VC also cautioned that what we are witnessing in today’s world is explosion of information but not knowledge which is different from information. He also felt that for education we need not talk about the world but pay closer attention to what surrounds us. For Prof Deobagkar, issue of livelihood will always be central to the education system and education system should find right balance between personal need and larger national economic goals.
He was also of the opinion that ‘values’ cannot be taught in schools but imbibed in day to day life.

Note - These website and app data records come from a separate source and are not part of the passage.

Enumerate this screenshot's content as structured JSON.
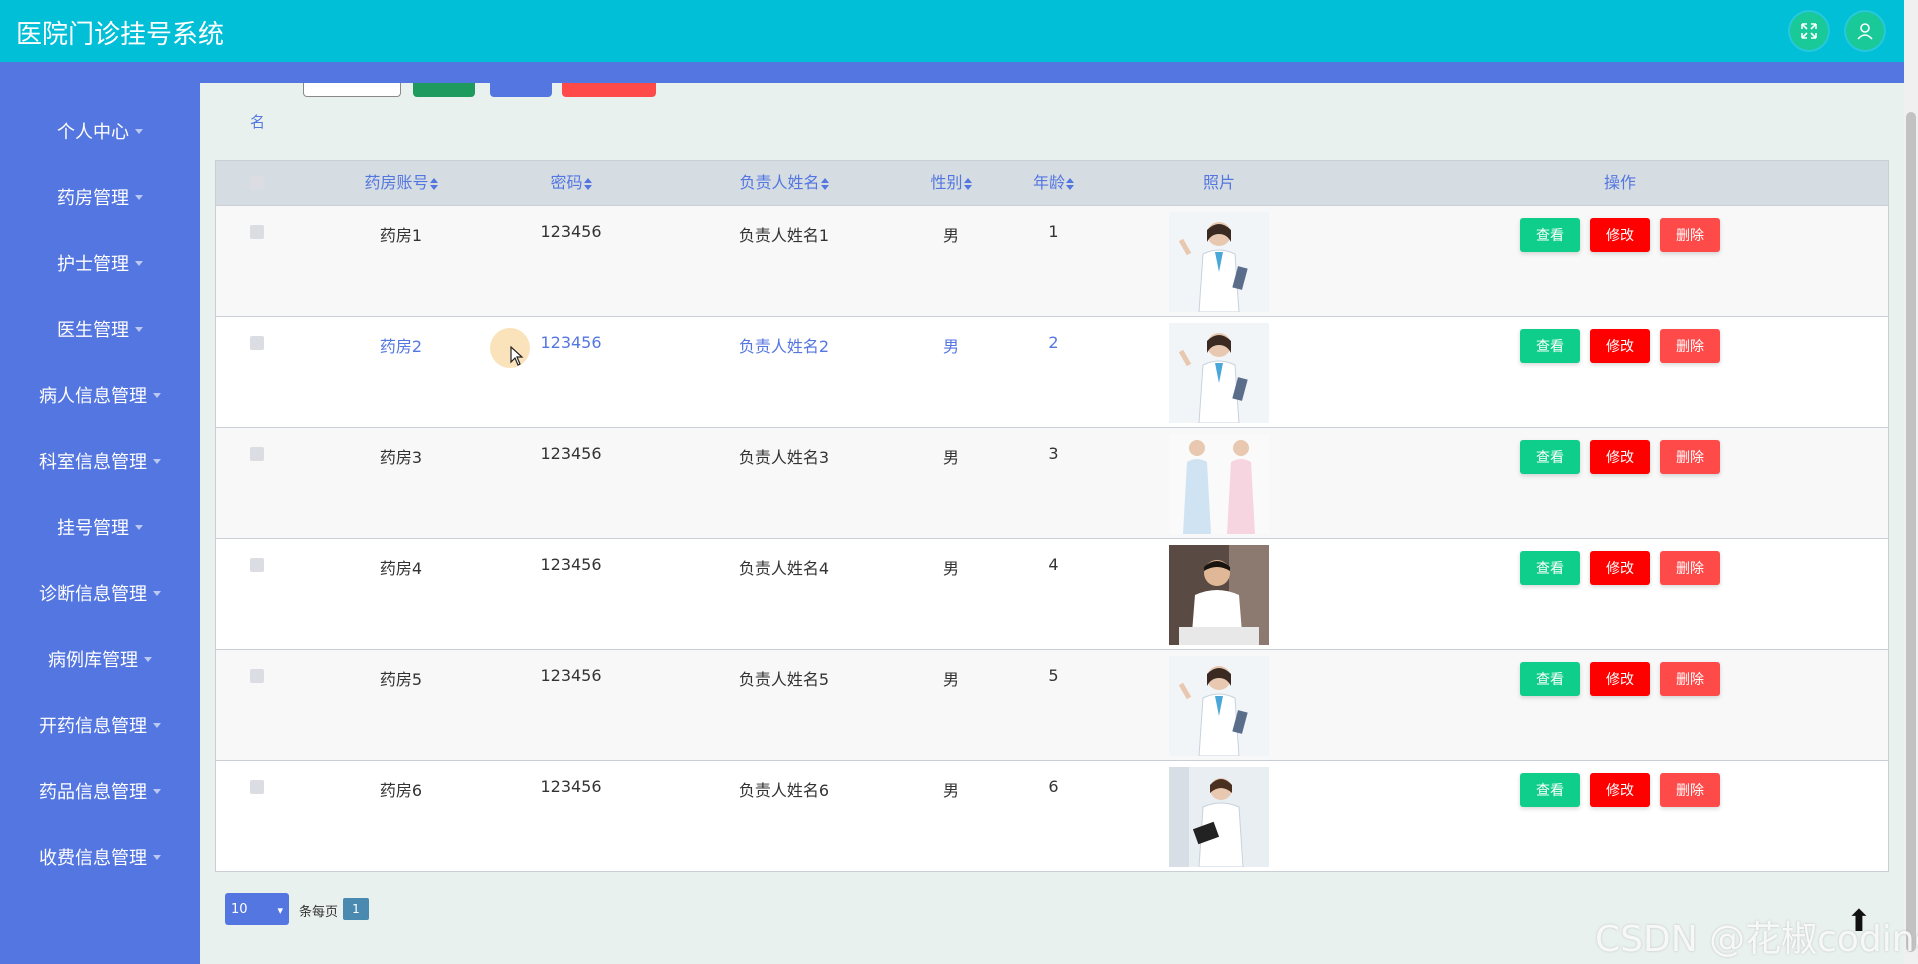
{
  "header": {
    "title": "医院门诊挂号系统",
    "fullscreen_icon": "fullscreen-icon",
    "user_icon": "user-icon"
  },
  "sidebar": {
    "items": [
      {
        "label": "个人中心"
      },
      {
        "label": "药房管理"
      },
      {
        "label": "护士管理"
      },
      {
        "label": "医生管理"
      },
      {
        "label": "病人信息管理"
      },
      {
        "label": "科室信息管理"
      },
      {
        "label": "挂号管理"
      },
      {
        "label": "诊断信息管理"
      },
      {
        "label": "病例库管理"
      },
      {
        "label": "开药信息管理"
      },
      {
        "label": "药品信息管理"
      },
      {
        "label": "收费信息管理"
      }
    ]
  },
  "search": {
    "label_fragment": "名"
  },
  "table": {
    "headers": {
      "account": "药房账号",
      "password": "密码",
      "manager": "负责人姓名",
      "gender": "性别",
      "age": "年龄",
      "photo": "照片",
      "ops": "操作"
    },
    "rows": [
      {
        "account": "药房1",
        "password": "123456",
        "manager": "负责人姓名1",
        "gender": "男",
        "age": "1",
        "photo": "doctor-female-clipboard"
      },
      {
        "account": "药房2",
        "password": "123456",
        "manager": "负责人姓名2",
        "gender": "男",
        "age": "2",
        "photo": "doctor-female-clipboard"
      },
      {
        "account": "药房3",
        "password": "123456",
        "manager": "负责人姓名3",
        "gender": "男",
        "age": "3",
        "photo": "two-nurses"
      },
      {
        "account": "药房4",
        "password": "123456",
        "manager": "负责人姓名4",
        "gender": "男",
        "age": "4",
        "photo": "doctor-male-desk"
      },
      {
        "account": "药房5",
        "password": "123456",
        "manager": "负责人姓名5",
        "gender": "男",
        "age": "5",
        "photo": "doctor-female-clipboard"
      },
      {
        "account": "药房6",
        "password": "123456",
        "manager": "负责人姓名6",
        "gender": "男",
        "age": "6",
        "photo": "doctor-female-tablet"
      }
    ],
    "actions": {
      "view": "查看",
      "edit": "修改",
      "delete": "删除"
    }
  },
  "pager": {
    "page_size": "10",
    "per_page_label": "条每页",
    "current_page": "1"
  },
  "watermark": "CSDN @花椒coding",
  "colors": {
    "header": "#00bfd6",
    "sidebar": "#5476e0",
    "view": "#0fce8c",
    "edit": "#ff0000",
    "delete": "#ff4a4a"
  }
}
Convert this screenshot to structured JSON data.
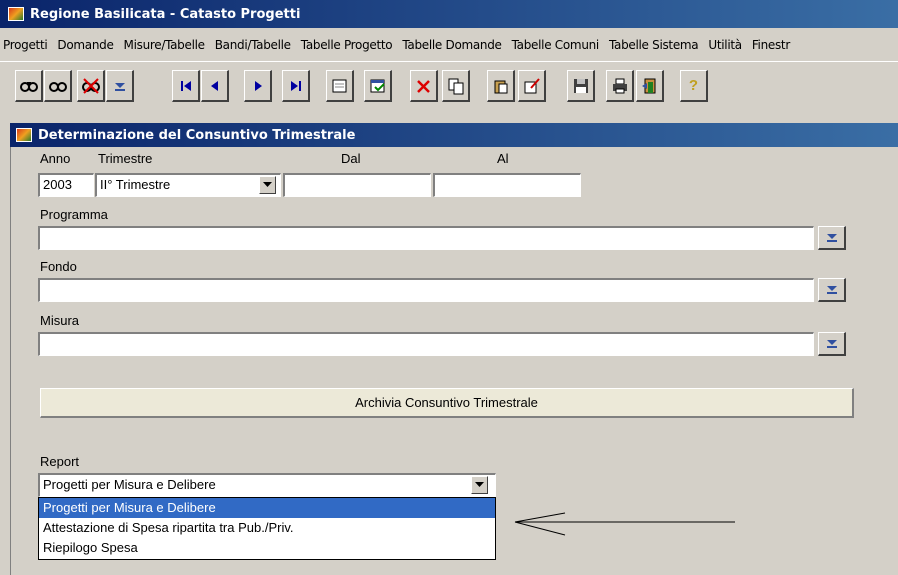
{
  "window": {
    "title": "Regione Basilicata - Catasto Progetti"
  },
  "menu": [
    "Progetti",
    "Domande",
    "Misure/Tabelle",
    "Bandi/Tabelle",
    "Tabelle Progetto",
    "Tabelle Domande",
    "Tabelle Comuni",
    "Tabelle Sistema",
    "Utilità",
    "Finestr"
  ],
  "toolbar": {
    "icons": [
      "find-icon",
      "find-next-icon",
      "clear-query-icon",
      "list-values-icon",
      "first-record-icon",
      "previous-record-icon",
      "next-record-icon",
      "last-record-icon",
      "new-record-icon",
      "edit-record-icon",
      "delete-record-icon",
      "copy-record-icon",
      "paste-icon",
      "edit-field-icon",
      "save-icon",
      "print-icon",
      "exit-icon",
      "help-icon"
    ],
    "help_symbol": "?"
  },
  "form": {
    "title": "Determinazione del Consuntivo Trimestrale",
    "anno_label": "Anno",
    "anno_value": "2003",
    "trimestre_label": "Trimestre",
    "trimestre_value": "II° Trimestre",
    "dal_label": "Dal",
    "dal_value": "",
    "al_label": "Al",
    "al_value": "",
    "programma_label": "Programma",
    "programma_value": "",
    "fondo_label": "Fondo",
    "fondo_value": "",
    "misura_label": "Misura",
    "misura_value": "",
    "archive_button": "Archivia Consuntivo Trimestrale",
    "report_label": "Report",
    "report_value": "Progetti per Misura e Delibere",
    "report_options": [
      "Progetti per Misura e Delibere",
      "Attestazione di Spesa ripartita tra Pub./Priv.",
      "Riepilogo Spesa"
    ],
    "report_selected_index": 0
  },
  "colors": {
    "title_bar": "#0a246a",
    "selection": "#316ac5",
    "window_bg": "#d4d0c8"
  }
}
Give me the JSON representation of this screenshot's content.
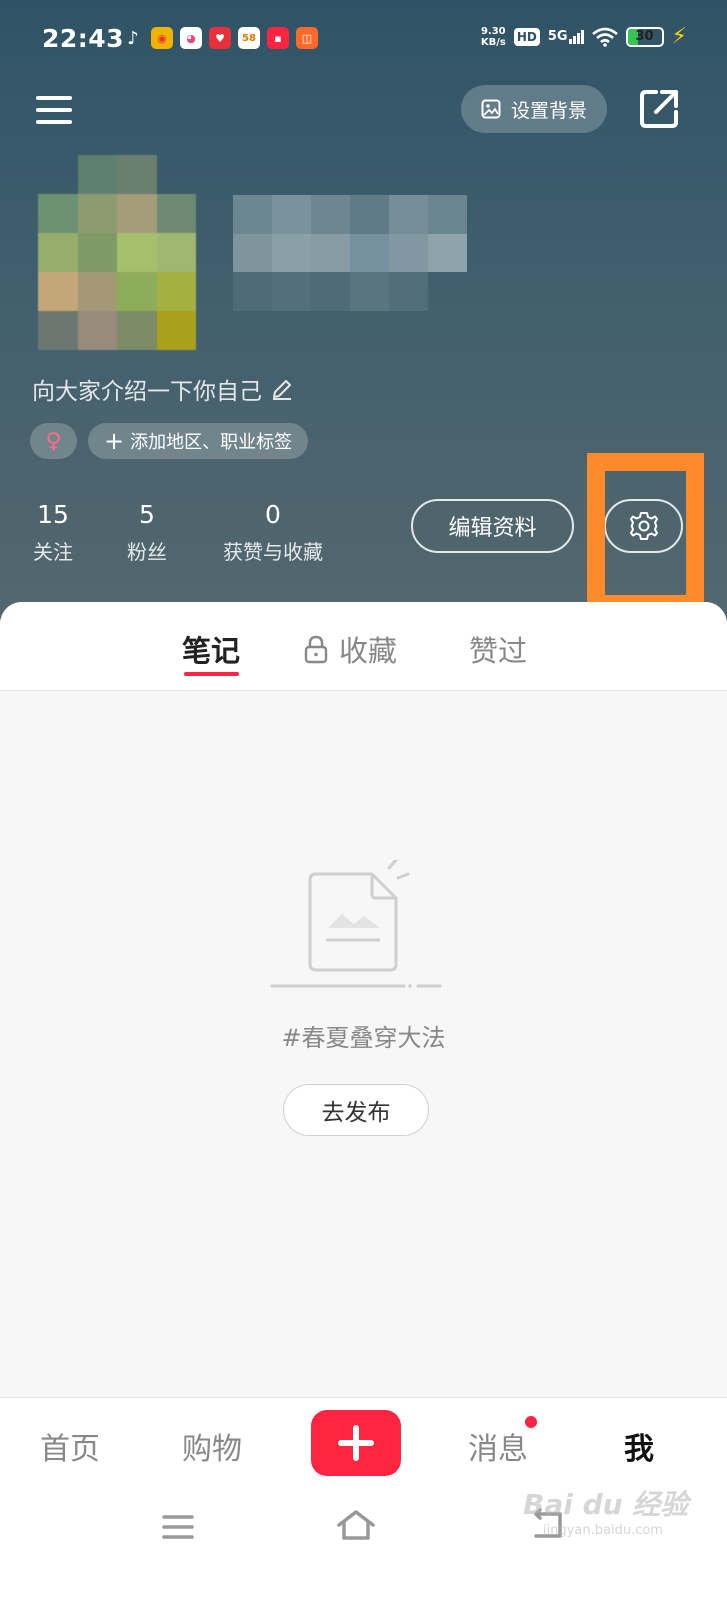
{
  "status_bar": {
    "time": "22:43",
    "net_speed_value": "9.30",
    "net_speed_unit": "KB/s",
    "hd_label": "HD",
    "signal_label": "5G",
    "battery_level": "30",
    "app_icons": [
      {
        "icon": "tiktok-icon",
        "color": "transparent",
        "text": "♪"
      },
      {
        "icon": "weibo-icon",
        "color": "#f0b400",
        "text": "◉"
      },
      {
        "icon": "app-pink-icon",
        "color": "#ffffff",
        "text": "◕"
      },
      {
        "icon": "heart-app-icon",
        "color": "#e8303a",
        "text": "♥"
      },
      {
        "icon": "app-58-icon",
        "color": "#ffffff",
        "text": "58"
      },
      {
        "icon": "xiaohongshu-icon",
        "color": "#ff2442",
        "text": "▪"
      },
      {
        "icon": "app-orange-icon",
        "color": "#ff6a2a",
        "text": "◫"
      }
    ]
  },
  "header": {
    "set_background_label": "设置背景",
    "bio_placeholder": "向大家介绍一下你自己",
    "gender_symbol": "♀",
    "add_tags_label": "添加地区、职业标签",
    "stats": [
      {
        "value": "15",
        "label": "关注"
      },
      {
        "value": "5",
        "label": "粉丝"
      },
      {
        "value": "0",
        "label": "获赞与收藏"
      }
    ],
    "edit_profile_label": "编辑资料"
  },
  "tabs": [
    {
      "label": "笔记",
      "active": true
    },
    {
      "label": "收藏",
      "active": false,
      "icon": "lock-icon"
    },
    {
      "label": "赞过",
      "active": false
    }
  ],
  "empty_state": {
    "hint": "#春夏叠穿大法",
    "publish_label": "去发布"
  },
  "bottom_nav": {
    "items": [
      {
        "label": "首页",
        "active": false
      },
      {
        "label": "购物",
        "active": false
      },
      {
        "label": "消息",
        "active": false,
        "badge": true
      },
      {
        "label": "我",
        "active": true
      }
    ]
  },
  "watermark": {
    "brand": "Bai du 经验",
    "url": "jingyan.baidu.com"
  },
  "colors": {
    "accent": "#ff2442",
    "highlight": "#ff8a2b",
    "header_bg": "#3f5e6d"
  }
}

Girish Karnad said that he was horrified that how incompetent a person Director of NCERT is as he could not even catch a flight. According to Karnad it is nothing other than arrogance and it smacked of “if you have power you can run roughshod over others”. Karnad offered historical perspective that the system of education established by the British was geared to creating clerks for their trade in India; otherwise traditionally it was the preserve of the Brahmins.
Karnad pointed out that in the first five-year plans little attention was paid to education and agriculture instead emphasis was laid of industrial development. It has lead to a dismal situation that even after over sixty years post independence, nearly half the country is still illiterate.
Second problem that afflicts our educational system is that because of the caste system our higher education has become field of social justice and not of information or knowledge, pointing to the system of reservations which paradoxically is making inequities more entrenched.
Then he came to the heart of the problem of poor infrastructure and lack of teachers in rural areas, narrating a personal experience while making a film on child marriages in Madhya Pradesh. He felt that the primary education has been given very low priority while we see proliferation of engineering and medical colleges.
After panel’s comments on Heredia’s paper and their own opinions on education audience asked various questions including the inevitable question of right medium of instruction – mother tongue Vs English – to which VC replied that perhaps it is wise to have initial instructions in the mother tongue. The other questions were on uniformity of syllabus, constraints faced by teachers while teaching over sixty students in a single class. Someone in the audience also pointed out that there was little community initiative to be seen in the field of education.
The panel concluded the discussion pointing out that learning never really ends and we should shift our emphasis from teaching to learning.